**Assignment**
Omit every picture and write out the rest of the records exactly.

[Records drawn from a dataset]
*** Begin section ***

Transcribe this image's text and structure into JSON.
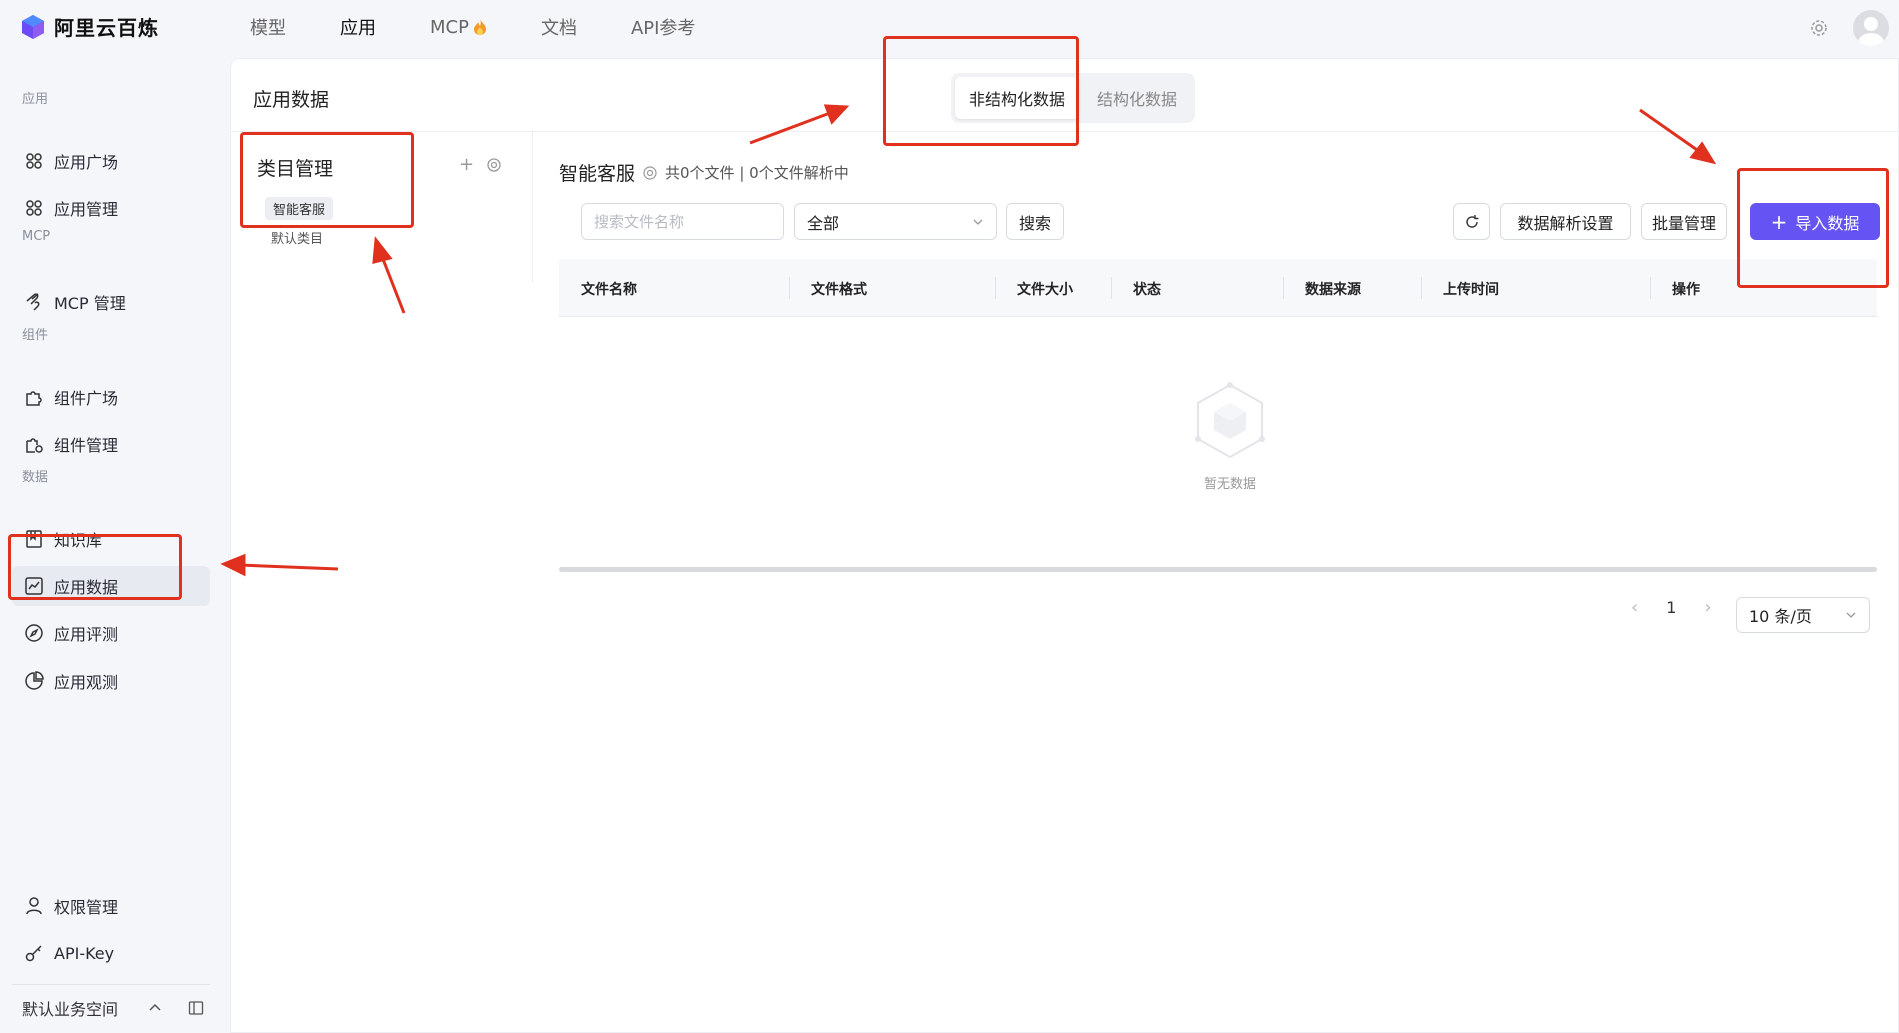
{
  "brand": {
    "name": "阿里云百炼"
  },
  "nav": {
    "items": [
      {
        "label": "模型"
      },
      {
        "label": "应用"
      },
      {
        "label": "MCP"
      },
      {
        "label": "文档"
      },
      {
        "label": "API参考"
      }
    ]
  },
  "sidebar": {
    "sections": [
      {
        "title": "应用",
        "items": [
          {
            "label": "应用广场",
            "icon": "grid-icon"
          },
          {
            "label": "应用管理",
            "icon": "grid-icon"
          }
        ]
      },
      {
        "title": "MCP",
        "items": [
          {
            "label": "MCP 管理",
            "icon": "mcp-icon"
          }
        ]
      },
      {
        "title": "组件",
        "items": [
          {
            "label": "组件广场",
            "icon": "puzzle-icon"
          },
          {
            "label": "组件管理",
            "icon": "puzzle-gear-icon"
          }
        ]
      },
      {
        "title": "数据",
        "items": [
          {
            "label": "知识库",
            "icon": "book-icon"
          },
          {
            "label": "应用数据",
            "icon": "chart-icon"
          },
          {
            "label": "应用评测",
            "icon": "compass-icon"
          },
          {
            "label": "应用观测",
            "icon": "pie-icon"
          }
        ]
      }
    ],
    "bottom": [
      {
        "label": "权限管理",
        "icon": "user-icon"
      },
      {
        "label": "API-Key",
        "icon": "key-icon"
      }
    ],
    "workspace": "默认业务空间"
  },
  "main": {
    "title": "应用数据",
    "tabs": [
      {
        "label": "非结构化数据"
      },
      {
        "label": "结构化数据"
      }
    ],
    "category": {
      "title": "类目管理",
      "tag": "智能客服",
      "sub": "默认类目"
    },
    "kb": {
      "name": "智能客服",
      "meta": "共0个文件 | 0个文件解析中"
    },
    "search": {
      "placeholder": "搜索文件名称",
      "filter_value": "全部",
      "search_button": "搜索"
    },
    "actions": {
      "parse_settings": "数据解析设置",
      "batch": "批量管理",
      "import": "导入数据"
    },
    "table": {
      "columns": [
        "文件名称",
        "文件格式",
        "文件大小",
        "状态",
        "数据来源",
        "上传时间",
        "操作"
      ],
      "empty_text": "暂无数据"
    },
    "pagination": {
      "current_page": "1",
      "page_size": "10 条/页"
    }
  },
  "colors": {
    "primary": "#6554f3",
    "annotation": "#e0301e"
  }
}
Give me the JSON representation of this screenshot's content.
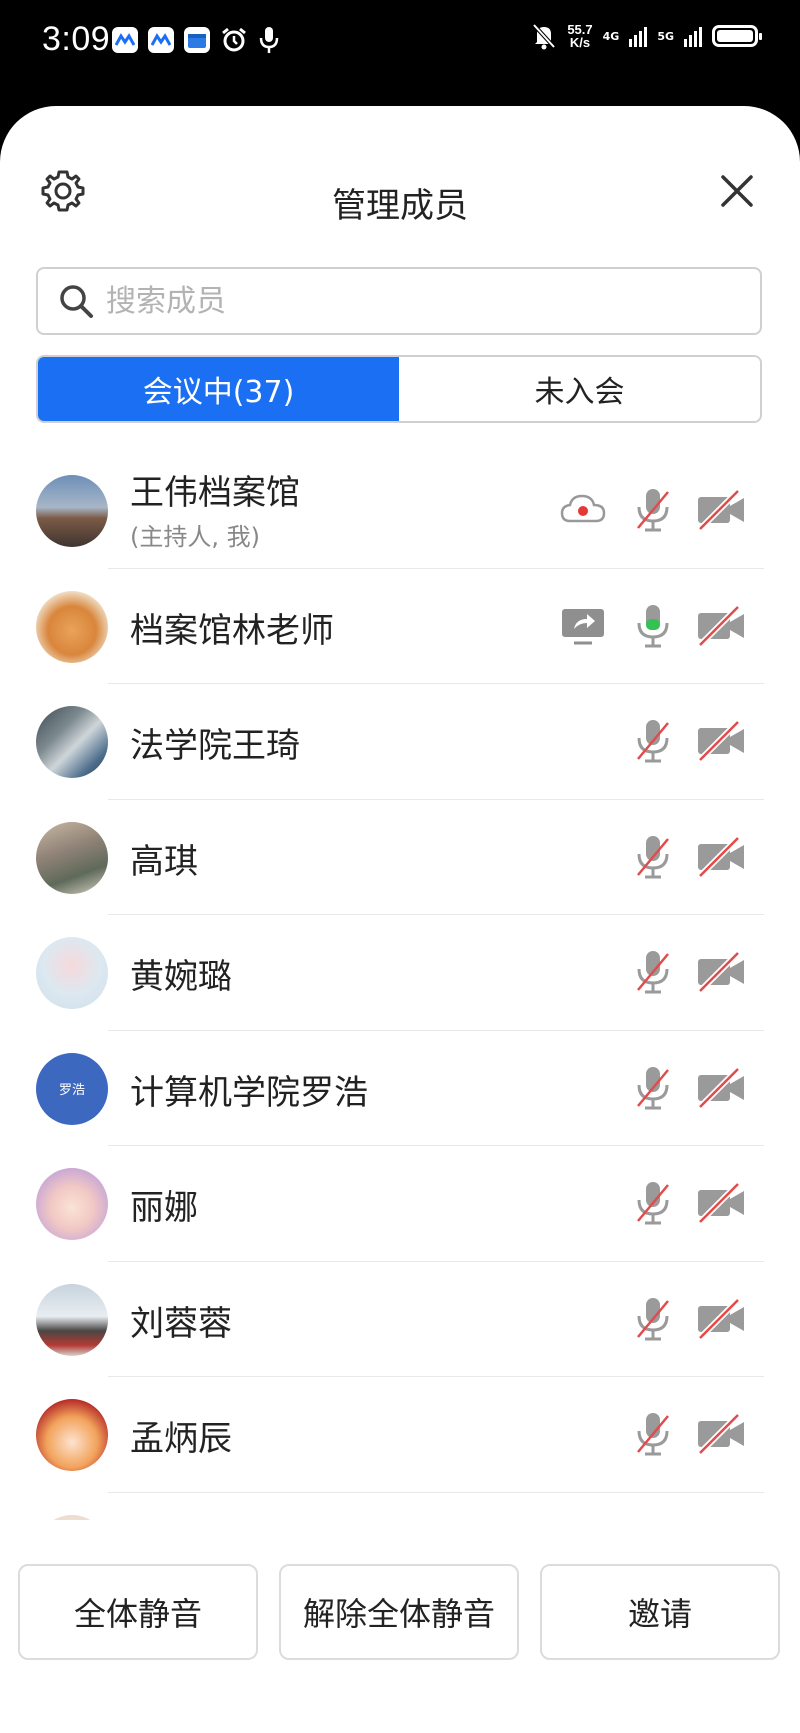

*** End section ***

**Task response**
Transcribe this image's text and structure into JSON.
{
  "brand": {
    "name": "阿里云百炼"
  },
  "nav": {
    "items": [
      {
        "label": "模型"
      },
      {
        "label": "应用"
      },
      {
        "label": "MCP"
      },
      {
        "label": "文档"
      },
      {
        "label": "API参考"
      }
    ]
  },
  "sidebar": {
    "sections": [
      {
        "title": "应用",
        "items": [
          {
            "label": "应用广场",
            "icon": "grid-icon"
          },
          {
            "label": "应用管理",
            "icon": "grid-icon"
          }
        ]
      },
      {
        "title": "MCP",
        "items": [
          {
            "label": "MCP 管理",
            "icon": "mcp-icon"
          }
        ]
      },
      {
        "title": "组件",
        "items": [
          {
            "label": "组件广场",
            "icon": "puzzle-icon"
          },
          {
            "label": "组件管理",
            "icon": "puzzle-gear-icon"
          }
        ]
      },
      {
        "title": "数据",
        "items": [
          {
            "label": "知识库",
            "icon": "book-icon"
          },
          {
            "label": "应用数据",
            "icon": "chart-icon"
          },
          {
            "label": "应用评测",
            "icon": "compass-icon"
          },
          {
            "label": "应用观测",
            "icon": "pie-icon"
          }
        ]
      }
    ],
    "bottom": [
      {
        "label": "权限管理",
        "icon": "user-icon"
      },
      {
        "label": "API-Key",
        "icon": "key-icon"
      }
    ],
    "workspace": "默认业务空间"
  },
  "main": {
    "title": "应用数据",
    "tabs": [
      {
        "label": "非结构化数据"
      },
      {
        "label": "结构化数据"
      }
    ],
    "category": {
      "title": "类目管理",
      "tag": "智能客服",
      "sub": "默认类目"
    },
    "kb": {
      "name": "智能客服",
      "meta": "共0个文件 | 0个文件解析中"
    },
    "search": {
      "placeholder": "搜索文件名称",
      "filter_value": "全部",
      "search_button": "搜索"
    },
    "actions": {
      "parse_settings": "数据解析设置",
      "batch": "批量管理",
      "import": "导入数据"
    },
    "table": {
      "columns": [
        "文件名称",
        "文件格式",
        "文件大小",
        "状态",
        "数据来源",
        "上传时间",
        "操作"
      ],
      "empty_text": "暂无数据"
    },
    "pagination": {
      "current_page": "1",
      "page_size": "10 条/页"
    }
  },
  "colors": {
    "primary": "#6554f3",
    "annotation": "#e0301e"
  }
}
Give me the JSON representation of this screenshot's content.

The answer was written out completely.